Posted: Dec. 17, 2007


By Celia Cohen
Grapevine Political Writer

Jack was nimble when it came to the University of Delaware's championship football game.

The biggest sporting event of local pride in years -- probably since the last time Delaware played for the championship in 2003 -- was shown Friday evening on ESPN2, and state Treasurer Jack Markell was quick enough to capitalize on it.

The game was the backdrop for the first political spot for Markell's campaign for the Democratic nomination for governor, and it was not just any old spot. It featured Tubby Raymond, Mr. Delaware Football himself, the coach who took the team to three national titles before retiring in 2002.

For something less than $5,000 -- cheap by political standards -- Markell was able to air the spot three times, putting an iconic Delawarean in front of people, including an untold number without much of an attention span for politics, at a time they were feeling good about their home state, even if the Fightin' Blue Hens did lose 49-21 in Chattanooga to Appalachian State University.

Raymond is a Republican who once described himself as "about as conservative as Genghis Khan," but Markell grew up seven doors away from him in a Newark neighborhood and was practically another son, so there was Raymond, decked out in his blue UD pullover and telling the viewers in a 30-second spot he was all for Jack Markell for governor.

"I think it was brilliant. I never thought in the deepest recesses of my mind that anyone would think to do it, and to do it with Tubby was a magnificent campaign ploy," said Jim Soles, a political scientist retired from the University of Delaware.

"Most people have a great deal of respect and admiration for Tubby Raymond. I'm not sure it swings votes, but people will look at it, and that's exactly what Jack wanted."

Raymond finished his part of the spot with a sly little joke. "Now to be real honest, I know that Jack wasn't much of a football player, but I know that he's going to make a great governor," he said.

It was an understated reference to Markell's rival for the Democratic nomination -- Lt. Gov. John Carney, who was a heckuva football player, a quarterback who played on St. Mark's High School championship team in 1973 and was All-Ivy League at Dartmouth College.

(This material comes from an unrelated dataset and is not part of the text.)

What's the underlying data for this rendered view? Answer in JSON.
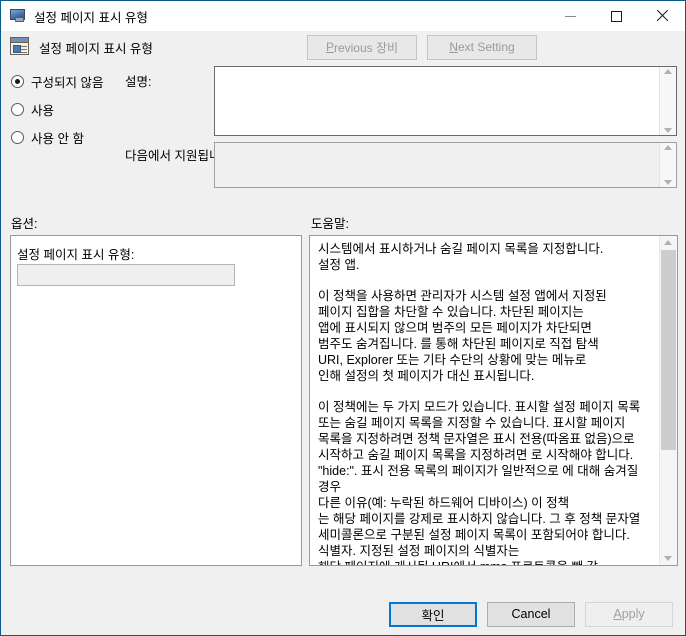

Between snaring Tubby and delivering that last line, the spot was so proud of itself that it virtually winked. It ended with a photo of Markell posing with his family and sporting a smile that all but said, "Oh, what a good boy am I!"

# # #

The U.S. Senate passed farming legislation last week. Joe Biden and Tom Carper, the state's Democratic senators, both voted for it. Both issued press releases. The similarities end there.

Carper's press release crowed about what the bill would do for Delaware once it becomes law, with its provisions including help for chicken farmers as well as corn, soybean, potato, strawberry and watermelon growers, all staples of the state's agriculture economy.

Biden's focus was different. His press release began, "I first want to congratulate my colleague Chairman Harkin for his efforts in getting this comprehensive farm bill passed."

"Chairman Harkin" is Tom Harkin, who runs the Senate's agriculture committee. More to the point, he is an Iowa Democrat, and Biden needs the support of Iowa Democrats in the caucuses that begin the presidential voting on Jan. 3.

Let Carper champion the chickens. Biden needs the farm bill to cultivate votes.